[[ EXTRACTED DATA, beginning ]]

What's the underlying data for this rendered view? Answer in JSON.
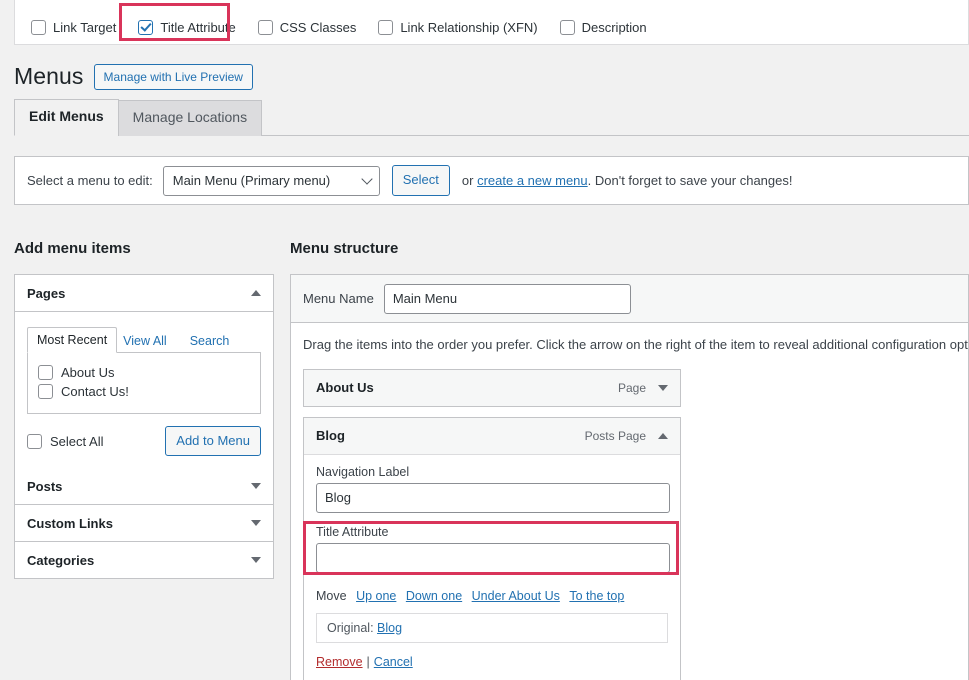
{
  "screen_options": {
    "checkboxes": [
      {
        "label": "Link Target",
        "checked": false
      },
      {
        "label": "Title Attribute",
        "checked": true
      },
      {
        "label": "CSS Classes",
        "checked": false
      },
      {
        "label": "Link Relationship (XFN)",
        "checked": false
      },
      {
        "label": "Description",
        "checked": false
      }
    ]
  },
  "header": {
    "title": "Menus",
    "live_preview_button": "Manage with Live Preview"
  },
  "tabs": [
    {
      "label": "Edit Menus",
      "active": true
    },
    {
      "label": "Manage Locations",
      "active": false
    }
  ],
  "menu_select_bar": {
    "label": "Select a menu to edit:",
    "selected_menu": "Main Menu (Primary menu)",
    "select_button": "Select",
    "or_text": "or",
    "create_link": "create a new menu",
    "tail_text": ". Don't forget to save your changes!"
  },
  "add_menu_items": {
    "heading": "Add menu items",
    "panels": [
      {
        "title": "Pages",
        "expanded": true,
        "tabs": [
          {
            "label": "Most Recent",
            "active": true
          },
          {
            "label": "View All",
            "active": false
          },
          {
            "label": "Search",
            "active": false
          }
        ],
        "items": [
          {
            "label": "About Us",
            "checked": false
          },
          {
            "label": "Contact Us!",
            "checked": false
          }
        ],
        "select_all_label": "Select All",
        "add_button": "Add to Menu"
      },
      {
        "title": "Posts",
        "expanded": false
      },
      {
        "title": "Custom Links",
        "expanded": false
      },
      {
        "title": "Categories",
        "expanded": false
      }
    ]
  },
  "menu_structure": {
    "heading": "Menu structure",
    "menu_name_label": "Menu Name",
    "menu_name_value": "Main Menu",
    "hint": "Drag the items into the order you prefer. Click the arrow on the right of the item to reveal additional configuration options.",
    "items": [
      {
        "title": "About Us",
        "type": "Page",
        "expanded": false
      },
      {
        "title": "Blog",
        "type": "Posts Page",
        "expanded": true,
        "fields": [
          {
            "label": "Navigation Label",
            "value": "Blog",
            "placeholder": "",
            "highlighted": false
          },
          {
            "label": "Title Attribute",
            "value": "",
            "placeholder": "",
            "highlighted": true
          }
        ],
        "move_label": "Move",
        "move_links": [
          "Up one",
          "Down one",
          "Under About Us",
          "To the top"
        ],
        "original_label": "Original:",
        "original_value": "Blog",
        "remove_link": "Remove",
        "separator": "|",
        "cancel_link": "Cancel"
      }
    ]
  },
  "colors": {
    "highlight": "#d9345a",
    "link": "#2271b1",
    "danger": "#b32d2e",
    "page_bg": "#f1f1f1"
  }
}
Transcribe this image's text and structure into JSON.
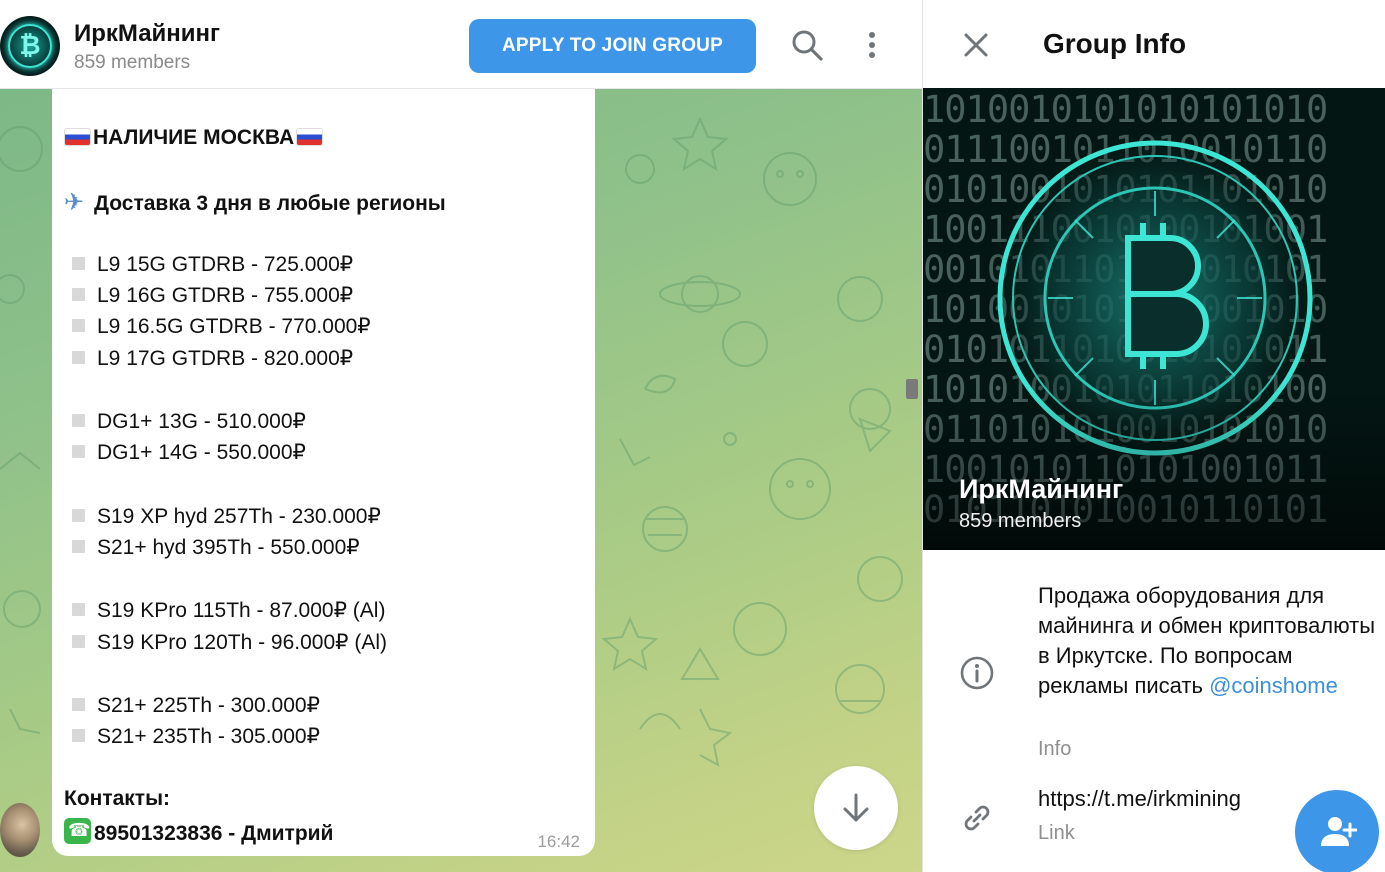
{
  "header": {
    "title": "ИркМайнинг",
    "members": "859 members",
    "join_label": "APPLY TO JOIN GROUP",
    "search_icon": "search-icon",
    "more_icon": "more-vertical-icon"
  },
  "message": {
    "title": "НАЛИЧИЕ МОСКВА",
    "delivery": "Доставка 3 дня в любые регионы",
    "items": [
      "L9 15G GTDRB - 725.000₽",
      "L9 16G GTDRB - 755.000₽",
      "L9 16.5G GTDRB - 770.000₽",
      "L9 17G GTDRB - 820.000₽",
      "DG1+ 13G - 510.000₽",
      "DG1+ 14G - 550.000₽",
      "S19 XP hyd 257Th - 230.000₽",
      "S21+ hyd 395Th - 550.000₽",
      "S19 KPro 115Th - 87.000₽ (Al)",
      "S19 KPro 120Th - 96.000₽ (Al)",
      "S21+ 225Th - 300.000₽",
      "S21+ 235Th - 305.000₽"
    ],
    "contacts_label": "Контакты:",
    "contact": "89501323836 - Дмитрий",
    "time": "16:42"
  },
  "info_panel": {
    "title": "Group Info",
    "group_name": "ИркМайнинг",
    "members": "859 members",
    "description_text": "Продажа оборудования для майнинга и обмен криптовалюты в Иркутске. По вопросам рекламы писать ",
    "description_mention": "@coinshome",
    "description_label": "Info",
    "link": "https://t.me/irkmining",
    "link_label": "Link"
  },
  "colors": {
    "accent": "#3d96e8",
    "chat_bg_top": "#7db887",
    "chat_bg_bottom": "#cdd68a",
    "cover_glow": "#3de6d4"
  }
}
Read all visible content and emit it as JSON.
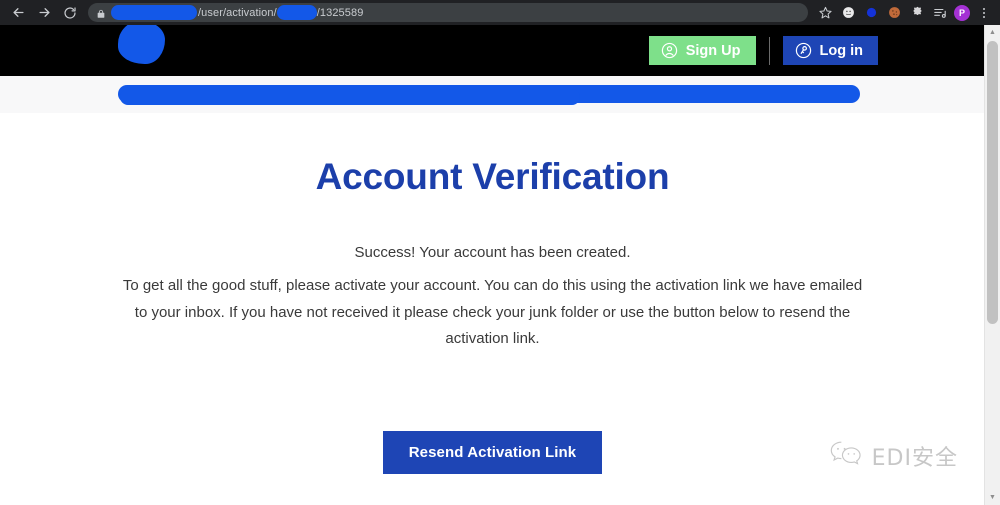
{
  "browser": {
    "nav": {
      "back_icon": "arrow-left-icon",
      "forward_icon": "arrow-right-icon",
      "reload_icon": "reload-icon"
    },
    "omnibox": {
      "lock_icon": "lock-icon",
      "url_path": "/user/activation/",
      "url_suffix": "/1325589",
      "redacted": true
    },
    "toolbar_icons": [
      {
        "name": "bookmark-star-icon",
        "glyph": "☆"
      },
      {
        "name": "extension-circle-icon",
        "glyph": "●"
      },
      {
        "name": "extension-blue-icon",
        "glyph": "●"
      },
      {
        "name": "cookie-icon",
        "glyph": "●"
      },
      {
        "name": "extensions-puzzle-icon",
        "glyph": "❖"
      },
      {
        "name": "media-list-icon",
        "glyph": "≡"
      }
    ],
    "profile": {
      "name": "profile-avatar",
      "initial": "P",
      "color": "#a431d4"
    },
    "menu_icon": "kebab-menu-icon"
  },
  "site_header": {
    "logo": {
      "name": "site-logo",
      "redacted": true,
      "color": "#1358e8"
    },
    "signup": {
      "label": "Sign Up",
      "icon": "user-circle-icon",
      "bg": "#7ee08a"
    },
    "login": {
      "label": "Log in",
      "icon": "key-circle-icon",
      "bg": "#1e45b5"
    }
  },
  "breadcrumb": {
    "redacted": true,
    "color": "#1358e8"
  },
  "main": {
    "title": "Account Verification",
    "title_color": "#1c3faa",
    "lead": "Success! Your account has been created.",
    "body": "To get all the good stuff, please activate your account. You can do this using the activation link we have emailed to your inbox. If you have not received it please check your junk folder or use the button below to resend the activation link.",
    "cta": {
      "label": "Resend Activation Link",
      "bg": "#1e45b5"
    }
  },
  "watermark": {
    "icon": "wechat-icon",
    "text": "EDI安全"
  },
  "scrollbar": {
    "up_glyph": "▲",
    "down_glyph": "▼"
  }
}
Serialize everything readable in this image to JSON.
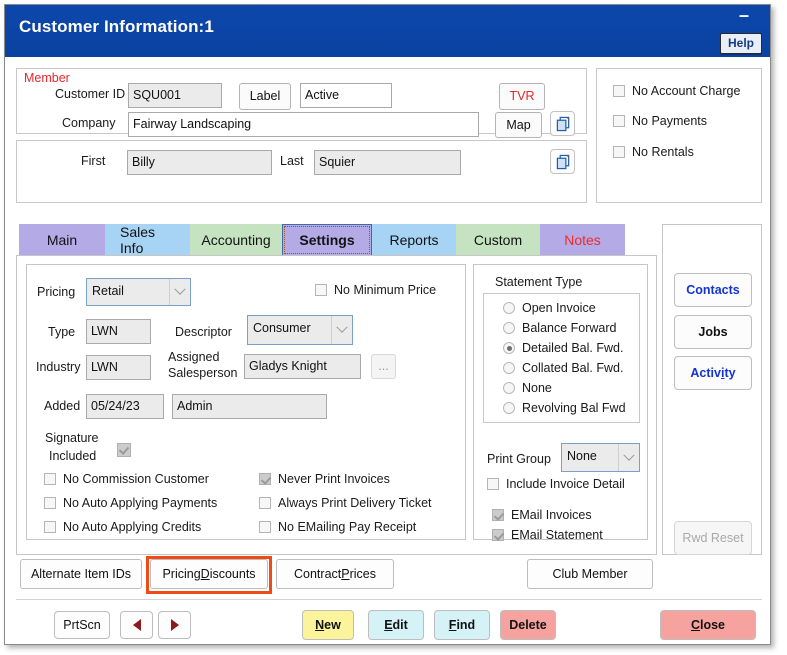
{
  "window": {
    "title": "Customer Information:1",
    "minimize_label": "–",
    "help_label": "Help"
  },
  "header": {
    "member_label": "Member",
    "customer_id_label": "Customer ID",
    "customer_id_value": "SQU001",
    "label_button": "Label",
    "status_value": "Active",
    "tvr_button": "TVR",
    "company_label": "Company",
    "company_value": "Fairway Landscaping",
    "map_button": "Map",
    "copy_company_icon": "copy-icon",
    "first_label": "First",
    "first_value": "Billy",
    "last_label": "Last",
    "last_value": "Squier",
    "copy_name_icon": "copy-icon",
    "flags": [
      {
        "label": "No Account Charge",
        "checked": false
      },
      {
        "label": "No Payments",
        "checked": false
      },
      {
        "label": "No Rentals",
        "checked": false
      }
    ]
  },
  "tabs": [
    {
      "label": "Main",
      "color": "purple",
      "active": false
    },
    {
      "label": "Sales Info",
      "color": "blue",
      "active": false
    },
    {
      "label": "Accounting",
      "color": "green",
      "active": false
    },
    {
      "label": "Settings",
      "color": "purple",
      "active": true
    },
    {
      "label": "Reports",
      "color": "blue",
      "active": false
    },
    {
      "label": "Custom",
      "color": "green",
      "active": false
    },
    {
      "label": "Notes",
      "color": "purple",
      "active": false
    }
  ],
  "settings": {
    "pricing_label": "Pricing",
    "pricing_value": "Retail",
    "no_minimum_price_label": "No Minimum Price",
    "no_minimum_price_checked": false,
    "type_label": "Type",
    "type_value": "LWN",
    "descriptor_label": "Descriptor",
    "descriptor_value": "Consumer",
    "industry_label": "Industry",
    "industry_value": "LWN",
    "assigned_salesperson_label_1": "Assigned",
    "assigned_salesperson_label_2": "Salesperson",
    "assigned_salesperson_value": "Gladys Knight",
    "salesperson_browse_button": "...",
    "added_label": "Added",
    "added_value": "05/24/23",
    "added_by_value": "Admin",
    "signature_label_1": "Signature",
    "signature_label_2": "Included",
    "signature_checked": true,
    "checkboxes_left": [
      {
        "label": "No Commission Customer",
        "checked": false
      },
      {
        "label": "No Auto Applying Payments",
        "checked": false
      },
      {
        "label": "No Auto Applying Credits",
        "checked": false
      }
    ],
    "checkboxes_right": [
      {
        "label": "Never Print Invoices",
        "checked": true
      },
      {
        "label": "Always Print Delivery Ticket",
        "checked": false
      },
      {
        "label": "No EMailing Pay Receipt",
        "checked": false
      }
    ]
  },
  "statement": {
    "group_title": "Statement Type",
    "options": [
      {
        "label": "Open Invoice",
        "selected": false
      },
      {
        "label": "Balance Forward",
        "selected": false
      },
      {
        "label": "Detailed Bal. Fwd.",
        "selected": true
      },
      {
        "label": "Collated Bal. Fwd.",
        "selected": false
      },
      {
        "label": "None",
        "selected": false
      },
      {
        "label": "Revolving Bal Fwd",
        "selected": false
      }
    ],
    "print_group_label": "Print Group",
    "print_group_value": "None",
    "include_invoice_detail_label": "Include Invoice Detail",
    "include_invoice_detail_checked": false,
    "email_invoices_label": "EMail Invoices",
    "email_invoices_checked": true,
    "email_statement_label": "EMail Statement",
    "email_statement_checked": true
  },
  "rail": {
    "contacts": "Contacts",
    "jobs": "Jobs",
    "activity_pre": "Activ",
    "activity_accel": "i",
    "activity_post": "ty",
    "rwd_reset": "Rwd Reset"
  },
  "actions": {
    "alternate_item_ids": "Alternate Item IDs",
    "pricing_discounts_pre": "Pricing ",
    "pricing_discounts_accel": "D",
    "pricing_discounts_post": "iscounts",
    "contract_prices_pre": "Contract ",
    "contract_prices_accel": "P",
    "contract_prices_post": "rices",
    "club_member": "Club Member"
  },
  "bottom": {
    "prtscn": "PrtScn",
    "prev_icon": "previous-arrow-icon",
    "next_icon": "next-arrow-icon",
    "new_pre": "",
    "new_accel": "N",
    "new_post": "ew",
    "edit_pre": "",
    "edit_accel": "E",
    "edit_post": "dit",
    "find_pre": "",
    "find_accel": "F",
    "find_post": "ind",
    "delete": "Delete",
    "close_pre": "",
    "close_accel": "C",
    "close_post": "lose"
  },
  "colors": {
    "titlebar": "#0b45a8",
    "accent_red": "#e8262c",
    "highlight": "#f04a16",
    "tab_purple": "#b3aae6",
    "tab_blue": "#a7d3f5",
    "tab_green": "#c5e3c0",
    "link_blue": "#1433d6"
  }
}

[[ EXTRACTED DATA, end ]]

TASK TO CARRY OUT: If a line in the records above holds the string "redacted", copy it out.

ANSWER FOR THIS EXERCISE:
      "redacted": true
      "redacted": true,
    "redacted": true,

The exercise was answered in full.